Hey HuskerChub - Great tip on the needles being different sizes. Your point about loop size versus gap size is a good one. It made me realise that when I do the Twisted Thumb Cast On, the loop is important for the extra ease because it's all one strand. However, when I use a 2 strand cast on (like Twisted German) I usually use the tip of my thumb to make a space so I don't snug it up the stitch next to the previous one. That way (something I "unvented) I had the extra gap needed for stretch in the top. Just one of those things I now do automatically after all these years. Books, knitting, cats, fountain pens...Life is Good.

Books, knitting, cats, fountain pens...Life is Good.

teejtc's picture

One other suggestion - if you like the yarn you've used, you could add a little elastic to the cuff.
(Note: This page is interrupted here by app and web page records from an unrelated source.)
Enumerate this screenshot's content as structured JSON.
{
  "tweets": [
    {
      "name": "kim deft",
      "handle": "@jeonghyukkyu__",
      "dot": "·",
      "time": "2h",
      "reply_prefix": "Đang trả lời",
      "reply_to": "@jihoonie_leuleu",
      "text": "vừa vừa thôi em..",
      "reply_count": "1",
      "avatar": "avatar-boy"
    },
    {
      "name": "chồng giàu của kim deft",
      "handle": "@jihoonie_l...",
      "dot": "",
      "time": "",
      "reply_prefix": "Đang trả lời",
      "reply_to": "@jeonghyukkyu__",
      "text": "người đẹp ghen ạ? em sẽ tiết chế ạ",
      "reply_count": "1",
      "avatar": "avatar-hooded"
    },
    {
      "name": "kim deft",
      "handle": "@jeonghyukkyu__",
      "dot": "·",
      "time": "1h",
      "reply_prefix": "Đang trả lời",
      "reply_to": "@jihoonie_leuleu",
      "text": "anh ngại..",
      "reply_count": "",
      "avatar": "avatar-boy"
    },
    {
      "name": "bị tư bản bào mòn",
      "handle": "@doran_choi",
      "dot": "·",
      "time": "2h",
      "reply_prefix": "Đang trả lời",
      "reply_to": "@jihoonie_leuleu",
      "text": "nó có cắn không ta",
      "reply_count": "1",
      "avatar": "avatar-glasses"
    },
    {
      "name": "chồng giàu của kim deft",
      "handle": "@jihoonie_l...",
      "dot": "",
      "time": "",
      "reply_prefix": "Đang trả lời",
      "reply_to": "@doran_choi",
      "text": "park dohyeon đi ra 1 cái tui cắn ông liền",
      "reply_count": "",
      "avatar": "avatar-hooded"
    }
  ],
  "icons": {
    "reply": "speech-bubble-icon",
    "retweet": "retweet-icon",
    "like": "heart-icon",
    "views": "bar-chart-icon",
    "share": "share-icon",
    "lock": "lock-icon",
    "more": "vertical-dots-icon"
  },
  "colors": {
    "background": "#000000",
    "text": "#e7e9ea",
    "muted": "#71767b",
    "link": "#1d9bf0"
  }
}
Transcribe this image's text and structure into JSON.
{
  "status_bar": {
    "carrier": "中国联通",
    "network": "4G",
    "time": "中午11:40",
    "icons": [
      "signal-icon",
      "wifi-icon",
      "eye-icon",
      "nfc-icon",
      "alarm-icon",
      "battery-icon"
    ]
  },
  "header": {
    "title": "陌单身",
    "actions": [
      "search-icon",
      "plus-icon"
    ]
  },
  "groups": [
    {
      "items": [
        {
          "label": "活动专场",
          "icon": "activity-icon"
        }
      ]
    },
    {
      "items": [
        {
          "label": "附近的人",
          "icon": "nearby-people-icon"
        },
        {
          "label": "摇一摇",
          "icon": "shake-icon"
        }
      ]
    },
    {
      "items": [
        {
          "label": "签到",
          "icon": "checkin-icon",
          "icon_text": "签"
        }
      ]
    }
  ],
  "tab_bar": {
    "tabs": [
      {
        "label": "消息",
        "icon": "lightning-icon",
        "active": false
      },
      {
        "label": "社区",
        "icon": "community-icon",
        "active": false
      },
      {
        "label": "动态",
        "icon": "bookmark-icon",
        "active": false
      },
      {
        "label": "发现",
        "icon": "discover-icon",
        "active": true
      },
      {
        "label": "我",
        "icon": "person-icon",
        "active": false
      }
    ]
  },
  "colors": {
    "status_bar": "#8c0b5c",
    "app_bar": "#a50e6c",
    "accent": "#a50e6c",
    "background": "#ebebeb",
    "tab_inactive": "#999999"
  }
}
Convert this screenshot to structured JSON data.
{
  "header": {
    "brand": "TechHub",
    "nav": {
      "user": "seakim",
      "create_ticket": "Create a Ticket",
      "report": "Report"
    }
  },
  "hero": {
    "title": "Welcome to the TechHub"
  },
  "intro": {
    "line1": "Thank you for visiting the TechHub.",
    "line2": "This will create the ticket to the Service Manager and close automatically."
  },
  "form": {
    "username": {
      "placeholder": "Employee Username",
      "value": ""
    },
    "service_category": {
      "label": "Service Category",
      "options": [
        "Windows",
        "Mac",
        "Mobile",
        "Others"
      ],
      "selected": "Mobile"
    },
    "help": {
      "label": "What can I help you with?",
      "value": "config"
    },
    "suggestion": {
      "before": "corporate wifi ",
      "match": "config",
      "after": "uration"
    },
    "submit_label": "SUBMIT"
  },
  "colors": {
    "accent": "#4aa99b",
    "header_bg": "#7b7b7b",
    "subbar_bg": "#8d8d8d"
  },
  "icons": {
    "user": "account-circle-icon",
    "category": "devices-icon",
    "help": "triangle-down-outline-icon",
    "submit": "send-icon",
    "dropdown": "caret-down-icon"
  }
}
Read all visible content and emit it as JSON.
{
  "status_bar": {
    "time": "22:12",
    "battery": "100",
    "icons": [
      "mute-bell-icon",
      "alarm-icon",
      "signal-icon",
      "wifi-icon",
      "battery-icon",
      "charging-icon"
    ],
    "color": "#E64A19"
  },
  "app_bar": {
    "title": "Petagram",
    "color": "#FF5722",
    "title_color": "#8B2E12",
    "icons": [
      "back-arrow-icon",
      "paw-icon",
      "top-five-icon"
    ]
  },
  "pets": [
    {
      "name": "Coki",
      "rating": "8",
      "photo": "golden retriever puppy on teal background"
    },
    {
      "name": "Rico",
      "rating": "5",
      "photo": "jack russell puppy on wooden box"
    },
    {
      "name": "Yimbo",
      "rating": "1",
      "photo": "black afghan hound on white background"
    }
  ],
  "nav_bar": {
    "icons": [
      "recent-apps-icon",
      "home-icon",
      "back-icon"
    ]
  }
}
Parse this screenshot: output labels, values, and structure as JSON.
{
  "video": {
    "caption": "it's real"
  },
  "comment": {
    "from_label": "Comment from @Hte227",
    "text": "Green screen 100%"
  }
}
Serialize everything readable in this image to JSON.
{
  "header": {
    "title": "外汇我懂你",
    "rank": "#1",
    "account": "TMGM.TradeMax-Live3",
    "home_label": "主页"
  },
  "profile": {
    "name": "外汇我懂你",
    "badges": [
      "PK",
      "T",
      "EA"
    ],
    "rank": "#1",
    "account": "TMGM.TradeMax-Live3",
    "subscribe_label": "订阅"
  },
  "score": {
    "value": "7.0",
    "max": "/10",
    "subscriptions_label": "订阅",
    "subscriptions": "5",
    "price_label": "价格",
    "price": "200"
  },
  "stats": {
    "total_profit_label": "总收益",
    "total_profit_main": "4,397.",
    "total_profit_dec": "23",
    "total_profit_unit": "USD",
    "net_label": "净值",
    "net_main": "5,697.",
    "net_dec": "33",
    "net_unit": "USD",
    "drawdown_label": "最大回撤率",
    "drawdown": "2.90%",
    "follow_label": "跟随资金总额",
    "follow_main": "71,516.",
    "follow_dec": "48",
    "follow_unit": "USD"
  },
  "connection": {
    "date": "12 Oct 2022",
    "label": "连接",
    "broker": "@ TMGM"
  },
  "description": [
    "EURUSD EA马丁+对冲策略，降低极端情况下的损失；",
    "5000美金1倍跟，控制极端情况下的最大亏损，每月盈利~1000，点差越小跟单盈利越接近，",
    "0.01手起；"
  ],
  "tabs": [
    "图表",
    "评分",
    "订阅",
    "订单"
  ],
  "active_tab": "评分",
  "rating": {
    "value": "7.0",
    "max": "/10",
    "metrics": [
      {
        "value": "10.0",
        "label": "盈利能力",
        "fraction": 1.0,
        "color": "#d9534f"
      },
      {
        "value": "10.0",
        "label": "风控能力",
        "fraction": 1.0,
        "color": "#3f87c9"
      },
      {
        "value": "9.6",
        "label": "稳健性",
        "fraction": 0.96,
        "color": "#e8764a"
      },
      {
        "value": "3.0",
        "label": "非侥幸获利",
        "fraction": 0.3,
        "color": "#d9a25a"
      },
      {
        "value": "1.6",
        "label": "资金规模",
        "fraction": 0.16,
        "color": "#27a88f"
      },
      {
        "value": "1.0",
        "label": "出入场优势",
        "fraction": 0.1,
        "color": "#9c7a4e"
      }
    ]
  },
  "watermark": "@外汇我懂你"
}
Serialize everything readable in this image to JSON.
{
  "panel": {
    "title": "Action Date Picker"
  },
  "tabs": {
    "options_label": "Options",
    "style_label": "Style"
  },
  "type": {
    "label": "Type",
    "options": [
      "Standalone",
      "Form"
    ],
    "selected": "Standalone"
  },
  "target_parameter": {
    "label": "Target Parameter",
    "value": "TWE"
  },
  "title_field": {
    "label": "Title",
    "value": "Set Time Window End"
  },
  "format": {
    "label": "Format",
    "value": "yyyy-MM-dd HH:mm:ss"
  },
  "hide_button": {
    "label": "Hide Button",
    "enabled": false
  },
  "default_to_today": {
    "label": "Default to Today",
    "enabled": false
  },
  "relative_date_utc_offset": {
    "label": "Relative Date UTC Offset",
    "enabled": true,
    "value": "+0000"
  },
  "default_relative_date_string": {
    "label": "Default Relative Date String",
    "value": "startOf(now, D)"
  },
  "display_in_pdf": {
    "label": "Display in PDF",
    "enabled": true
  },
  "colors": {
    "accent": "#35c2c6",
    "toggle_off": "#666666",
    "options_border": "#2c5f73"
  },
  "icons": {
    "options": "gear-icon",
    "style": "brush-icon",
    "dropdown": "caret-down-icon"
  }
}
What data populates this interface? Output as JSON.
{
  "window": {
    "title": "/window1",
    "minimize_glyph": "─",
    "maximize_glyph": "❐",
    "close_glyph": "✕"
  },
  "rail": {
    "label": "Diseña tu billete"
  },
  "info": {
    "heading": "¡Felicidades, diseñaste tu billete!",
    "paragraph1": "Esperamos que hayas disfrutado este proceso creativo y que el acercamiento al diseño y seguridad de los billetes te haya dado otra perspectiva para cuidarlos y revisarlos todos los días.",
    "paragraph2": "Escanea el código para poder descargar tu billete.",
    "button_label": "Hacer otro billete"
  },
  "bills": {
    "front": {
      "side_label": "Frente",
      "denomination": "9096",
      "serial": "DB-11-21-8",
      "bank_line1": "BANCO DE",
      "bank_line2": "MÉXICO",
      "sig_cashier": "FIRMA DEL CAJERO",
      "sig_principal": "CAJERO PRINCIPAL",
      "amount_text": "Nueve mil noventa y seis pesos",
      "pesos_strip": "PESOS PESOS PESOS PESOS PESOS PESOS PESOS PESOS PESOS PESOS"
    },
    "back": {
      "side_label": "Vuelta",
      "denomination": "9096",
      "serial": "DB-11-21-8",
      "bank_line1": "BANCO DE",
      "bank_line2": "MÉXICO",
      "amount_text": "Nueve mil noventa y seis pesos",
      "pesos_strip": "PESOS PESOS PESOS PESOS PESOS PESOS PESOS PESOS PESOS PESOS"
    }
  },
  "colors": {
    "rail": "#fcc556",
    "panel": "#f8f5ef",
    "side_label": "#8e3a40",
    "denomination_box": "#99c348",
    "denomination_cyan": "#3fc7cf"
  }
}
There are two ways of doing it. Either (1) you can knit the elastic in while knitting the sock, or (2) you can take a needle and sew it in -- it's not thick or visible elastic, it's very, very thin and adds some stretch without the rubbery feeling that elastic sometimes has.

I've used option 2 a couple of times and been happy with the results.

Grace and Peace,

New York Built's picture

See my blog posting under What's Next, for my ramblings about twisted stitches in ribbing.

Every person I encounter teaches me more about myself. Without whom not.

Nashrunner's picture

I always use long tail cast on for socks. I usually cast onto a larger needle than I am planning to work with. If the cast on is too tight, it feels like you're not going to be able to get the sock over your heel/instep, which for most guys I guess is the widest part of your foot. When I join in round to start the first row I always knit a couple stitches with both the working thread (you can tell I'm old school) and the end of the long tail. This keeps the "cusp" of the first row from being held together by just one ply of yarn, until subsequent rows can be completed. As far as the ribbing is concerned, I have found that 2X2 is more elastic than 1X1, or at least the way I knit it seems to be. The great thing about knitting in the round is you can gouge that puppy up over your foot while it's in process as long as it does slide off the ends of the needles! As far as number of stitches is concerned, if you're using standard fingering weight thread (there I go again-you can tell I was taught to knit by people who were born in the 1800's) a good number is usually 68-72 using size 2-3 needles. If you're using sport weight yarn, maybe 52 or so on size 5's maybe. If you're using worsted weight, maybe 48 or so using size 7 needles. And yes, I have made a couple with bulky, using size 11 needles and and think it's only about 36 or something. Unlike life, if it doesn't come out right the first time, you can yank it out and start again. Don't I wish that were true of a few other things. Good luck!